A214607


Fermat pseudoprimes to base 2 of the form (6*k + 1)*(6*k*n + 1), where k, n are integers different from 0.


0



1105, 1387, 1729, 2701, 2821, 4033, 4681, 5461, 6601, 8911, 10261, 10585, 11305, 13741, 13981, 14491, 15841, 16705, 18721, 29341, 30121, 30889, 31609, 31621, 39865, 41041, 41665, 46657, 49141, 52633, 57421, 63973, 65281, 68101, 75361
(list;
graph;
refs;
listen;
history;
text;
internal format)



OFFSET

1,1


COMMENTS

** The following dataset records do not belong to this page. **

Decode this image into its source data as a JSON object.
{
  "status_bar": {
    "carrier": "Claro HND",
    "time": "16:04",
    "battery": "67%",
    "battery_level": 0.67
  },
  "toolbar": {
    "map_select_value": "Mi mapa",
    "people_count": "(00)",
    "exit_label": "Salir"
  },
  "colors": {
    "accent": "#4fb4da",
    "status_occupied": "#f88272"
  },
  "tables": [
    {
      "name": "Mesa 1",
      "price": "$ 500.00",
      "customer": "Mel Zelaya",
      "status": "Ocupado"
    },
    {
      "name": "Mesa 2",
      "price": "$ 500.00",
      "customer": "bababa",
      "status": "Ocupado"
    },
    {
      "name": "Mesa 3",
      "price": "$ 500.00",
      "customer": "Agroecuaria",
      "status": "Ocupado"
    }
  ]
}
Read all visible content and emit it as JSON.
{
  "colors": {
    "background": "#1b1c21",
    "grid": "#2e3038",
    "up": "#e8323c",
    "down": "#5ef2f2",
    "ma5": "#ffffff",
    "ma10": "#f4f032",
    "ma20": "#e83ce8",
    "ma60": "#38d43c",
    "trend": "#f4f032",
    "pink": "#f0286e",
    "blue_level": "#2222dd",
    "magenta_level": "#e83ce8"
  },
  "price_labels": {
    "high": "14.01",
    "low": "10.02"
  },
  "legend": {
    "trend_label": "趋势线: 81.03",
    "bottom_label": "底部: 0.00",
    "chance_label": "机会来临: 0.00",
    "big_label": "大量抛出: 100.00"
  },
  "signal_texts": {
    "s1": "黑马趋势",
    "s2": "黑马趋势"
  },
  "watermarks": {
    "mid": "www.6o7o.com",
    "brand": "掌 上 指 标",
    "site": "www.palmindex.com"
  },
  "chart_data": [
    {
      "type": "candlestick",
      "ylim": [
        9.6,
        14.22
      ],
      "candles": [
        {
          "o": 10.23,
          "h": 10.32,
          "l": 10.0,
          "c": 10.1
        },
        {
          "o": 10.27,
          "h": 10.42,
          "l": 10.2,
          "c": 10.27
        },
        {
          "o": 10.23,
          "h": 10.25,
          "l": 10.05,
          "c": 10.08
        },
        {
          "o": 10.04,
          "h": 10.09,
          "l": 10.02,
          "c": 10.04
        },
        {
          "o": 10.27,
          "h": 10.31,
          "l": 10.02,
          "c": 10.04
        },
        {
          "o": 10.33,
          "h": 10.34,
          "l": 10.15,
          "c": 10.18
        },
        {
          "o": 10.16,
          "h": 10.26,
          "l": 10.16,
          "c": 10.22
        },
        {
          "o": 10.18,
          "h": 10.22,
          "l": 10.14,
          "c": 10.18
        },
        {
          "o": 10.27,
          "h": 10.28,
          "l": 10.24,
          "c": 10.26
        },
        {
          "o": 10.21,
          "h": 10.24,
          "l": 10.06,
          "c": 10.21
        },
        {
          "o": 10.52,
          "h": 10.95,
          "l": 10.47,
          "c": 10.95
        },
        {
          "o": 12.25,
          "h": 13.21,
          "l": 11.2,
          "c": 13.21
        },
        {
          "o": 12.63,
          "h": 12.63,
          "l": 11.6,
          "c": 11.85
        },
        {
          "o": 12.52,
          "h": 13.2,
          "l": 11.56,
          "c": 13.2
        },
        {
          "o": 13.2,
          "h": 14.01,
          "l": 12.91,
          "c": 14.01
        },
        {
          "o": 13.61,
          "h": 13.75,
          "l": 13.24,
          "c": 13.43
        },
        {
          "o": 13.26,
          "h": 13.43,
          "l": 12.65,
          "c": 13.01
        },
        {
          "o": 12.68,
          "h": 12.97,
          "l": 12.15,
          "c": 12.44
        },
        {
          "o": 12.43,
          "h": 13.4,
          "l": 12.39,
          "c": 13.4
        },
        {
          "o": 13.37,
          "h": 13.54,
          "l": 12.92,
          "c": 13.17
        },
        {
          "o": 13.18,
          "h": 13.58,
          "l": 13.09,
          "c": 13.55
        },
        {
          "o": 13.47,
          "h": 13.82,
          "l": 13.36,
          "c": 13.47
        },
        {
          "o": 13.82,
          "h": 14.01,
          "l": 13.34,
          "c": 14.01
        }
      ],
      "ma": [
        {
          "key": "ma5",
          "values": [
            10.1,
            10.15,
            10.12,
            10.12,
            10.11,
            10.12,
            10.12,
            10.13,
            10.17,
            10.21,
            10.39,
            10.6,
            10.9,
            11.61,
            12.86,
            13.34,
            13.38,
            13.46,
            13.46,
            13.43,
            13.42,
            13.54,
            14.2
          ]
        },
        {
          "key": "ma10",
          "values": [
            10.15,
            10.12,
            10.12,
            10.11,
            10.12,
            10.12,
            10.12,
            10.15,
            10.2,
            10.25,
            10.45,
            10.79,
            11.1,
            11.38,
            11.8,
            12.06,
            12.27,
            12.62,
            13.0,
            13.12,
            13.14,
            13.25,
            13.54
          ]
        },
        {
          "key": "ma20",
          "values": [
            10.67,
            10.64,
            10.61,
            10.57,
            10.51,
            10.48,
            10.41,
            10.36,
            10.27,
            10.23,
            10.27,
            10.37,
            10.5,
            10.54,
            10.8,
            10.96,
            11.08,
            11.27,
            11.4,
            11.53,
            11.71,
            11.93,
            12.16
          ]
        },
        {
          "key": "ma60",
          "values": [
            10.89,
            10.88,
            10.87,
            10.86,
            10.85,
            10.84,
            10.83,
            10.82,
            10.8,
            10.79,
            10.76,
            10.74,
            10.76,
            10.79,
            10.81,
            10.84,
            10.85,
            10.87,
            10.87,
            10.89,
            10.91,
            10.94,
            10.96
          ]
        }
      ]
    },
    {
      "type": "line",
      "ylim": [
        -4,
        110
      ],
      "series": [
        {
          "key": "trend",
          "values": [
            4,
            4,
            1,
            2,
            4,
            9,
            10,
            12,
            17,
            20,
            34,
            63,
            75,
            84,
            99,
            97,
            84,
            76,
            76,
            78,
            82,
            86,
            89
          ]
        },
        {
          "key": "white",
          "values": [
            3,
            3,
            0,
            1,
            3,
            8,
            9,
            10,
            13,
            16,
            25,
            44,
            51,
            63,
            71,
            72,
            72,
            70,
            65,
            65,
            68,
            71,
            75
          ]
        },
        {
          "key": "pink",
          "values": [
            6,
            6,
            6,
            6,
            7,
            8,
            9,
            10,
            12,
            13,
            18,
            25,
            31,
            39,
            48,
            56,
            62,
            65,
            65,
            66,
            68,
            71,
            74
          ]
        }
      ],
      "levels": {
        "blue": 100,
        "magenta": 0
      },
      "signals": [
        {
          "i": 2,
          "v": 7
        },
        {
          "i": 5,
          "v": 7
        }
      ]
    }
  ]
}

These are also called Poulet numbers. A few examples of how the formula looks like for k and n from 1 to 4:
For k = 1 the formula becomes 42*n + 7.
For k = 2 the formula becomes 156*n + 13.
For k = 3 the formula becomes 342*n + 19.
For k = 4 the formula becomes 600*n + 25.
For n = 1 the formula generates a perfect square.
For n = 2 the formula becomes (6*k + 1)*(12*k + 1) and were found the following Poulet numbers: 2701, 8911, 10585, 18721, 49141 etc.
For n = 3 the formula becomes (6*k + 1)*(18*k + 1) and were found the following Poulet numbers: 2821, 4033, 5461, 15841, 31621, 68101, etc.
For n = 4 the formula becomes (6*k + 1)*(24*k + 1). See the sequence A182123.
Note: the formula is equivalent to Poulet numbers of the form p*(n*p  n + 1), where p is of the form 6*k + 1. From the first 68 Poulet numbers just 7 of them (7957, 23377, 33153, 35333, 42799, 49981, 60787) can't be written as p*(n*p  n + 1), where p is of the form 6*k + 1 and k, n are integers different from 0.


LINKS

Table of n, a(n) for n=1..35.
Eric Weisstein's World of Mathematics, Poulet Number


MATHEMATICA

t = Select[Union[Flatten[Table[(6*k + 1)*(6*k*n + 1), {k, 100}, {n, 2000}]]], # < 76000 &]; Select[t, PowerMod[2, #, #] == 2 &] (* T. D. Noe, Jul 24 2012 *)


CROSSREFS

Cf. A001567, A182123.
Sequence in context: A107519 A168629 A175521 * A321870 A257759 A025295
Adjacent sequences: A214604 A214605 A214606 * A214608 A214609 A214610


KEYWORD

nonn


AUTHOR

Marius Coman, Jul 22 2012


STATUS

approved